What the exercise asks:
Find each line of the entries with the string "page", please, and copy it.

Supplied data:
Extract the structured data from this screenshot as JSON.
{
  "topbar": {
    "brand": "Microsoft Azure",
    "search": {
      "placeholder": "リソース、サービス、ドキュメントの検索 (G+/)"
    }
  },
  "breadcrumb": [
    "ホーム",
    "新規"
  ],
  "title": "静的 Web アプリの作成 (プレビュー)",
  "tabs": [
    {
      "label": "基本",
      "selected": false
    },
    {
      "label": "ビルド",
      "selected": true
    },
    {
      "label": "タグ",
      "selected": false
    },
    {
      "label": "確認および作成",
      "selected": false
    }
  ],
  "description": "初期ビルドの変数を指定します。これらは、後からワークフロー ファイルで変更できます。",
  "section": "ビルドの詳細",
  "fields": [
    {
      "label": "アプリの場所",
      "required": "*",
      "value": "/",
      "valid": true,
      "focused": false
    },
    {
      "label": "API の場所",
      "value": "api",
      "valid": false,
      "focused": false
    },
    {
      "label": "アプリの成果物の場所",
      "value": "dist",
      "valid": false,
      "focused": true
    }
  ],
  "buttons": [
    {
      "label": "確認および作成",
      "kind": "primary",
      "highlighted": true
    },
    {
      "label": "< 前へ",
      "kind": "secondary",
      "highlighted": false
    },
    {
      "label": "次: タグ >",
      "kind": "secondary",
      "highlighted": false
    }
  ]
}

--

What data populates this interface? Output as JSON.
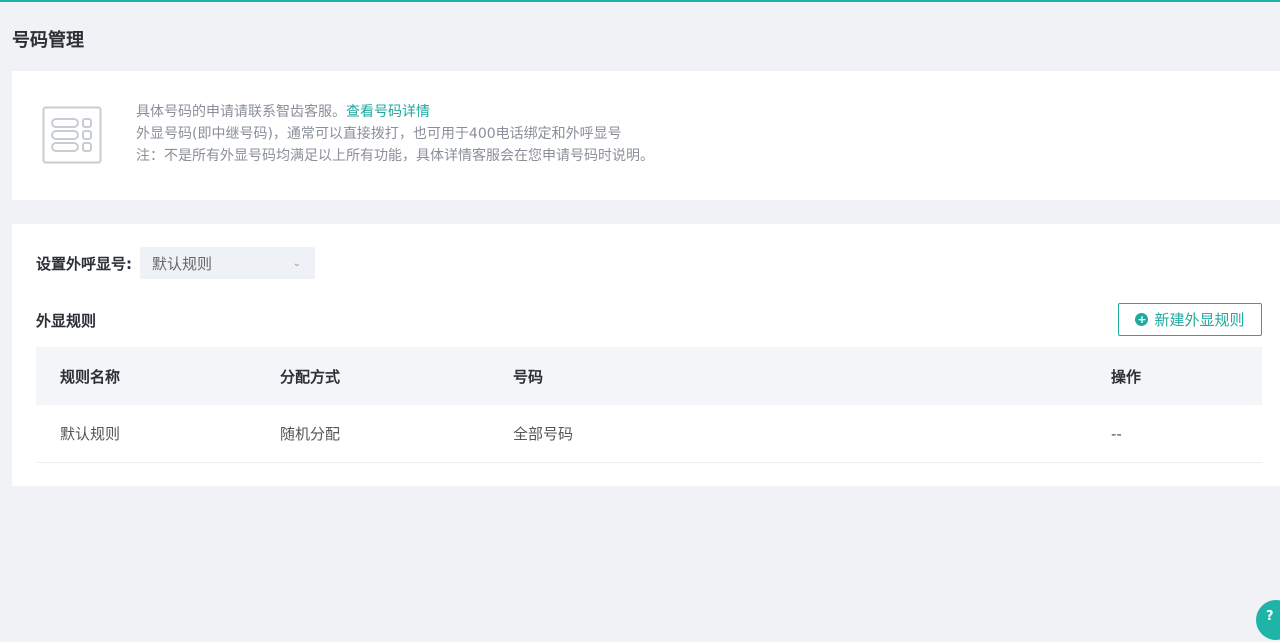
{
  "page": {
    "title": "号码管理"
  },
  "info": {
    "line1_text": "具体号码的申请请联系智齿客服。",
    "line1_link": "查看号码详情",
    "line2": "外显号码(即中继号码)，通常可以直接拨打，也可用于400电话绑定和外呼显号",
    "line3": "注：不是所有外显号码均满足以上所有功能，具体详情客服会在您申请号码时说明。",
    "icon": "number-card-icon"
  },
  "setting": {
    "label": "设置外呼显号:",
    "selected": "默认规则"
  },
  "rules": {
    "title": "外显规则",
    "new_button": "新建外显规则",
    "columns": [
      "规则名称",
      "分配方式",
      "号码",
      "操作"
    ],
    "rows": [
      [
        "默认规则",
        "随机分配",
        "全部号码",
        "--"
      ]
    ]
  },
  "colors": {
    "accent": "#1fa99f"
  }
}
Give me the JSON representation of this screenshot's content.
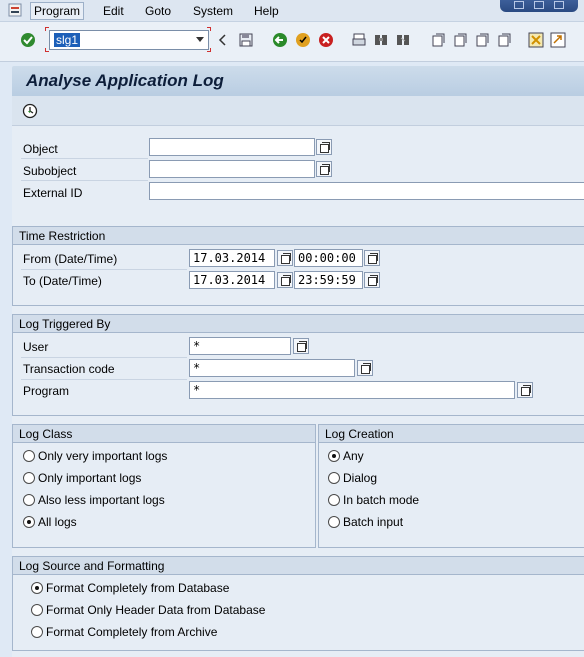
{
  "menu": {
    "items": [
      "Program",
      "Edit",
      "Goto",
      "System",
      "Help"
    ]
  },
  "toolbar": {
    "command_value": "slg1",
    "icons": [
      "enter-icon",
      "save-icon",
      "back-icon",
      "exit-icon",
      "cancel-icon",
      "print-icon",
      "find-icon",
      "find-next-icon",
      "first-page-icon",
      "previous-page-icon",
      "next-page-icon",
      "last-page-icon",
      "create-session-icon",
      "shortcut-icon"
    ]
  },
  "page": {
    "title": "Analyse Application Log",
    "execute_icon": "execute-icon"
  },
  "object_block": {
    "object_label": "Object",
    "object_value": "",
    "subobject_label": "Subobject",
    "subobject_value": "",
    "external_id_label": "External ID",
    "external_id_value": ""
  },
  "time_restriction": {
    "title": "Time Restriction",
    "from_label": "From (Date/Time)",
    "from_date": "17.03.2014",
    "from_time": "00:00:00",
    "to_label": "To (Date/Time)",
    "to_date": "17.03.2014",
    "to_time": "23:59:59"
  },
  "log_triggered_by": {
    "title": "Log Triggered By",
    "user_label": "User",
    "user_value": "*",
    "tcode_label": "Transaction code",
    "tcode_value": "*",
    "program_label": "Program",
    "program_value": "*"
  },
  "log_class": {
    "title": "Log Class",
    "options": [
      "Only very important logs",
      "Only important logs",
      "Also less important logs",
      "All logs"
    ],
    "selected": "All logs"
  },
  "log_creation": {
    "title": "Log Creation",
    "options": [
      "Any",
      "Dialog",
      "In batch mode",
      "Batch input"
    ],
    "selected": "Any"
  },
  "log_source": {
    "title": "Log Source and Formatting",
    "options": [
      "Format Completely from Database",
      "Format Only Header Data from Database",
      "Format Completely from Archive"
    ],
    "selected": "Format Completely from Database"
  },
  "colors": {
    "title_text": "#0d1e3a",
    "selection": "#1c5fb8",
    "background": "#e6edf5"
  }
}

Your response:
  "page": {
      "first-page-icon",
      "previous-page-icon",
      "next-page-icon",
      "last-page-icon",
  "page": {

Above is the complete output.